## Material shown

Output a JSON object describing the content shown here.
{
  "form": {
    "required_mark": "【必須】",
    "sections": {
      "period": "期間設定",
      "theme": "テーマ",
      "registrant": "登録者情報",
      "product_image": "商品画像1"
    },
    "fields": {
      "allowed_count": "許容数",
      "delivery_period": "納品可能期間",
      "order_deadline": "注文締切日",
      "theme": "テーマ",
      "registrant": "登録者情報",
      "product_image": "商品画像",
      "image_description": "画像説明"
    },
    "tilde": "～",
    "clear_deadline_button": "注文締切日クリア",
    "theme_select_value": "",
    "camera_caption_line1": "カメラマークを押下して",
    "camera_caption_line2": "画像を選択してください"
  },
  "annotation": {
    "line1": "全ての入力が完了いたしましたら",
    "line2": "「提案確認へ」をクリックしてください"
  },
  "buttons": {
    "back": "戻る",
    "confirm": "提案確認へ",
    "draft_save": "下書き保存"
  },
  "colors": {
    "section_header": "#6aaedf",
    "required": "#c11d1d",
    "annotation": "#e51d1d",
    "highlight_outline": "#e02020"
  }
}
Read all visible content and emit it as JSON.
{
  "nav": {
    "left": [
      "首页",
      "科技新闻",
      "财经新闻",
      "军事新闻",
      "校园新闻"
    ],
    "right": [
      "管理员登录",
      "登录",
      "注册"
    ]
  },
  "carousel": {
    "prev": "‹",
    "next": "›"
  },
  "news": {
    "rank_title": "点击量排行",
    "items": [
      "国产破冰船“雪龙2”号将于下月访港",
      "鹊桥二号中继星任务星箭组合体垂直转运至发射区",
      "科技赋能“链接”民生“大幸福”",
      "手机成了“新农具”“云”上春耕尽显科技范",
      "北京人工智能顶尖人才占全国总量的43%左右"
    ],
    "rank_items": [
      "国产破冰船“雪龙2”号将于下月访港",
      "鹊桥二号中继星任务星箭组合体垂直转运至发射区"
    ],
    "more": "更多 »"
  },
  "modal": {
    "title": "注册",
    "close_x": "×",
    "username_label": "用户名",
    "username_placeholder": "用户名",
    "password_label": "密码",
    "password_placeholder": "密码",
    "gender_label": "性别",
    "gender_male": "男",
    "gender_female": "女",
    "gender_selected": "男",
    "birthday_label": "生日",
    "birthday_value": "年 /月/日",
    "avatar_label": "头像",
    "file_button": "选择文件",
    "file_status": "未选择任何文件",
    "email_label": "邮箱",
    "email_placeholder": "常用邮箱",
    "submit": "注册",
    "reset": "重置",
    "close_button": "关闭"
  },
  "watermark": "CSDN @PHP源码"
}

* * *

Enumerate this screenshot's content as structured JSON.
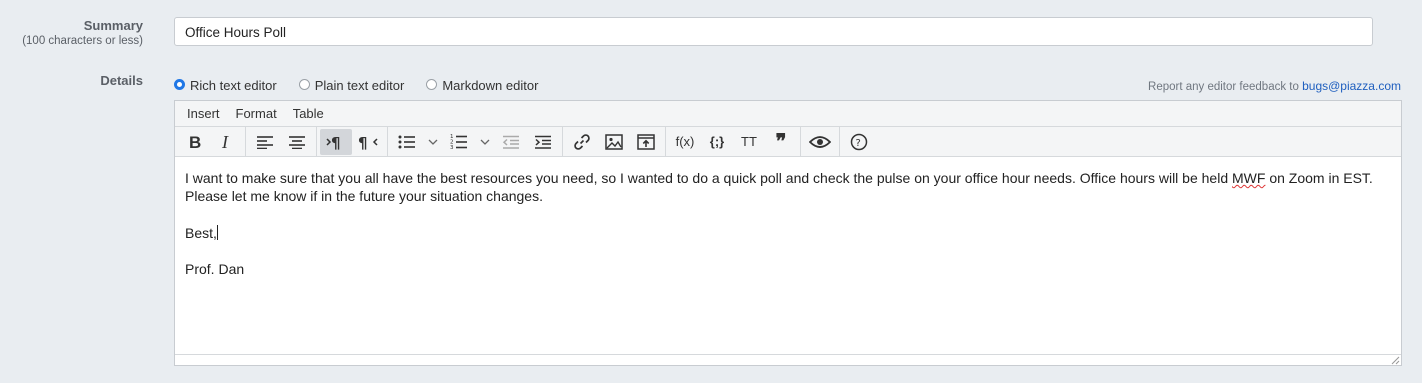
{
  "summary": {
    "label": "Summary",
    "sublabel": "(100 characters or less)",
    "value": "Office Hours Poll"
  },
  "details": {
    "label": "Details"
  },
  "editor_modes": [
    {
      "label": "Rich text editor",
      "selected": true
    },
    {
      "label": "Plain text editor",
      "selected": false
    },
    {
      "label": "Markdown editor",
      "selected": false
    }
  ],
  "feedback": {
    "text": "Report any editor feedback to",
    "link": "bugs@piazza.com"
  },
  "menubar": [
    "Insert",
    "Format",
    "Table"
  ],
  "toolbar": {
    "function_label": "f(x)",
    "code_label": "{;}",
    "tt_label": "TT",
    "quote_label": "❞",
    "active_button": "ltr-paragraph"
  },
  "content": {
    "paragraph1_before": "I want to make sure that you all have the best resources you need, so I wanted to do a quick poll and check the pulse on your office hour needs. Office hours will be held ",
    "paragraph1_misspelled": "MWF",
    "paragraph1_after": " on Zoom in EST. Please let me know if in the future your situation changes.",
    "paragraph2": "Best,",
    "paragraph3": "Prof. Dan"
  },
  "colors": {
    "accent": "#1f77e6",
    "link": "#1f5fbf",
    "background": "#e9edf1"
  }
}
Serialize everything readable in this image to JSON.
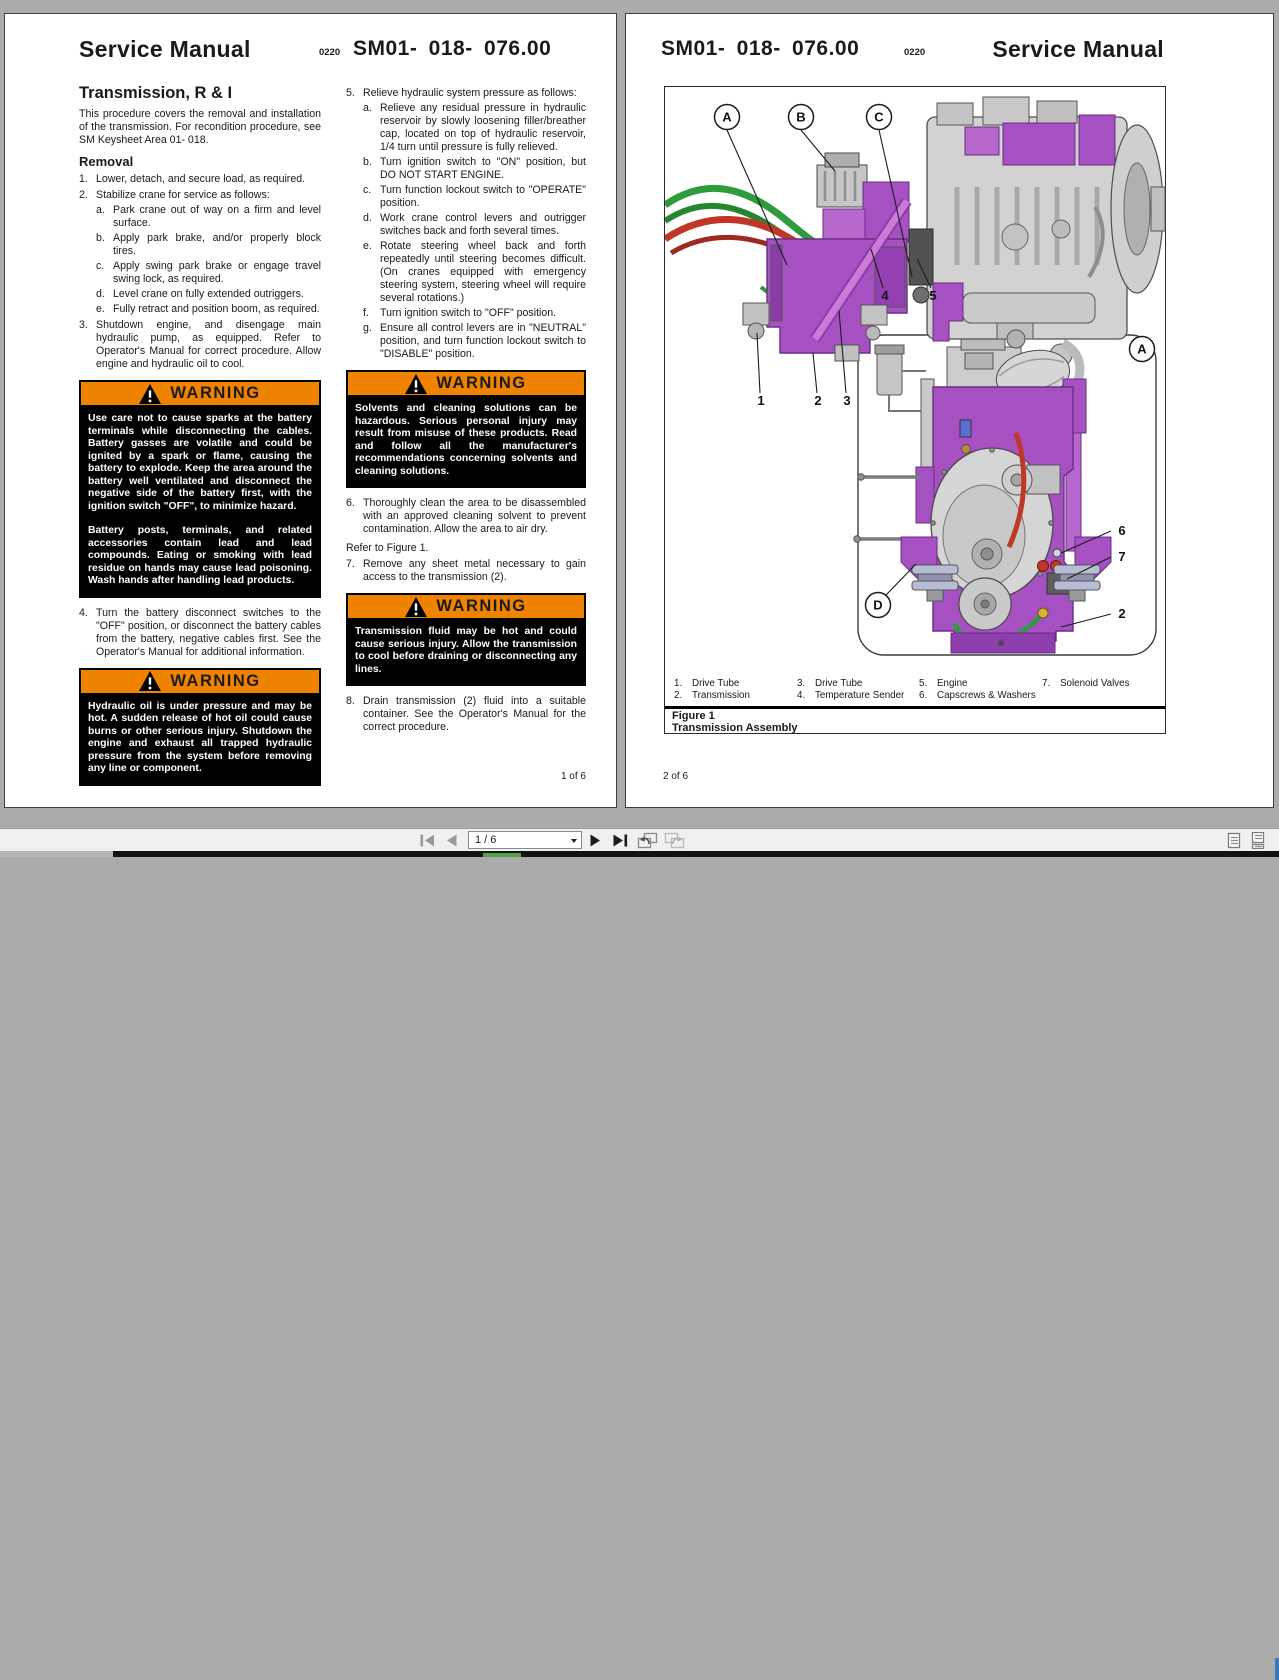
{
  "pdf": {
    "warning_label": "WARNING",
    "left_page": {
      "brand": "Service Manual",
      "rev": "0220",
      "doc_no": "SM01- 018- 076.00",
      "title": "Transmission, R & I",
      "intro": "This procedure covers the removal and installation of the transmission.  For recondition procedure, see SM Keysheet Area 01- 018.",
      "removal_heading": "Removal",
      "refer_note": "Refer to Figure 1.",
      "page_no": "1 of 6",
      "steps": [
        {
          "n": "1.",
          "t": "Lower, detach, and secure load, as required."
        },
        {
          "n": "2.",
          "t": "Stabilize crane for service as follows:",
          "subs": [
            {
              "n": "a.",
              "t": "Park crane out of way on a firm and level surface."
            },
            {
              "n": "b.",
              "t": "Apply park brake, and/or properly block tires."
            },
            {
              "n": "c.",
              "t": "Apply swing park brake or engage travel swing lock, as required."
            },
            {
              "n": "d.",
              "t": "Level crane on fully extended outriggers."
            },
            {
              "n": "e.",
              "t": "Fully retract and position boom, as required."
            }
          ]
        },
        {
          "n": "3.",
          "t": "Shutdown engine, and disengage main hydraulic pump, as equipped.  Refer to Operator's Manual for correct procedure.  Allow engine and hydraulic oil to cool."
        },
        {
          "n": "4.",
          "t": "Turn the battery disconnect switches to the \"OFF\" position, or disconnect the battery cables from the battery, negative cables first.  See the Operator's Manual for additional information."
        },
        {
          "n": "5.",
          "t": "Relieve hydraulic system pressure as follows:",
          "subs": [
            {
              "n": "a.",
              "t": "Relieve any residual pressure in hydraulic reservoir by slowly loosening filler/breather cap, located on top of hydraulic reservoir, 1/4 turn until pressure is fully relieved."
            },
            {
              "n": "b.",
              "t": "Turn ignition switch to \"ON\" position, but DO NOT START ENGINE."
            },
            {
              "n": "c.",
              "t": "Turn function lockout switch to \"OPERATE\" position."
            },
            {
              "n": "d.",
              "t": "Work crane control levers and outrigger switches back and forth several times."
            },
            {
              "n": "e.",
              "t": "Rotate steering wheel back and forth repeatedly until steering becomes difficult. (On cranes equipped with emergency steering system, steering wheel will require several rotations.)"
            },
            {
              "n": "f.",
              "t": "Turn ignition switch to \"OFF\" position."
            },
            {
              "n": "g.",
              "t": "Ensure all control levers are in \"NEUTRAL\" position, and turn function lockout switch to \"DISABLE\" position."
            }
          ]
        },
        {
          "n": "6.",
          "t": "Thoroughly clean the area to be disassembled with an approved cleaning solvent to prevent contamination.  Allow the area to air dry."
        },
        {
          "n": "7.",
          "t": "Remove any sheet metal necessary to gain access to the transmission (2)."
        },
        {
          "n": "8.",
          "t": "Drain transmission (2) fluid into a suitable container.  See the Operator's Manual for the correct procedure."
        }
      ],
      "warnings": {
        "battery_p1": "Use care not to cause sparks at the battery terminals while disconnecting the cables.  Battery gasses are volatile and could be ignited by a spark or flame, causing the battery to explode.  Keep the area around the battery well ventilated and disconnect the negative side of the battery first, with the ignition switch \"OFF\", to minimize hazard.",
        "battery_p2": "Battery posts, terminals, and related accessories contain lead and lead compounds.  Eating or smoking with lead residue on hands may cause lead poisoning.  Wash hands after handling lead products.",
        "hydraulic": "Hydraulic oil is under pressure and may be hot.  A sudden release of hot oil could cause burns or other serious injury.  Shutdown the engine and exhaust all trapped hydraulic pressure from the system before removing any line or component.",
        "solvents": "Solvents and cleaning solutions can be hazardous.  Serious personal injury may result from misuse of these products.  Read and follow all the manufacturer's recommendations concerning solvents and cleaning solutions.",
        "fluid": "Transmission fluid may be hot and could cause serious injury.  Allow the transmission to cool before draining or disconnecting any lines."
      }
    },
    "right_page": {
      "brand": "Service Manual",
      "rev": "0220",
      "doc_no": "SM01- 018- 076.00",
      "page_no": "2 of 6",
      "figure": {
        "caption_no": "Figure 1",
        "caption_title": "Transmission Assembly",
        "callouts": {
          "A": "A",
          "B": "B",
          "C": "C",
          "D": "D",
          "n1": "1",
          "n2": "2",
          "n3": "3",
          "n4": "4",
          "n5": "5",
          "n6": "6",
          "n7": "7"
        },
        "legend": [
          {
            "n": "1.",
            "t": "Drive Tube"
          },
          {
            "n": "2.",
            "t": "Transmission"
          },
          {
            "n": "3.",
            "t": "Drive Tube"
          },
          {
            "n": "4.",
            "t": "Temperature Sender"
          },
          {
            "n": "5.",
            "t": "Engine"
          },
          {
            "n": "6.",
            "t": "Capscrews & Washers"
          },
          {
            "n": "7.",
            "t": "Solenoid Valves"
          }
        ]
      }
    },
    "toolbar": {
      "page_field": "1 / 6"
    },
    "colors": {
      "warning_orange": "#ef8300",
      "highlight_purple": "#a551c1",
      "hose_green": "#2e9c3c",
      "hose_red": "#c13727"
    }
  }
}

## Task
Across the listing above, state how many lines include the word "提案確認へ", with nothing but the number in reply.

## Result of this exercise
2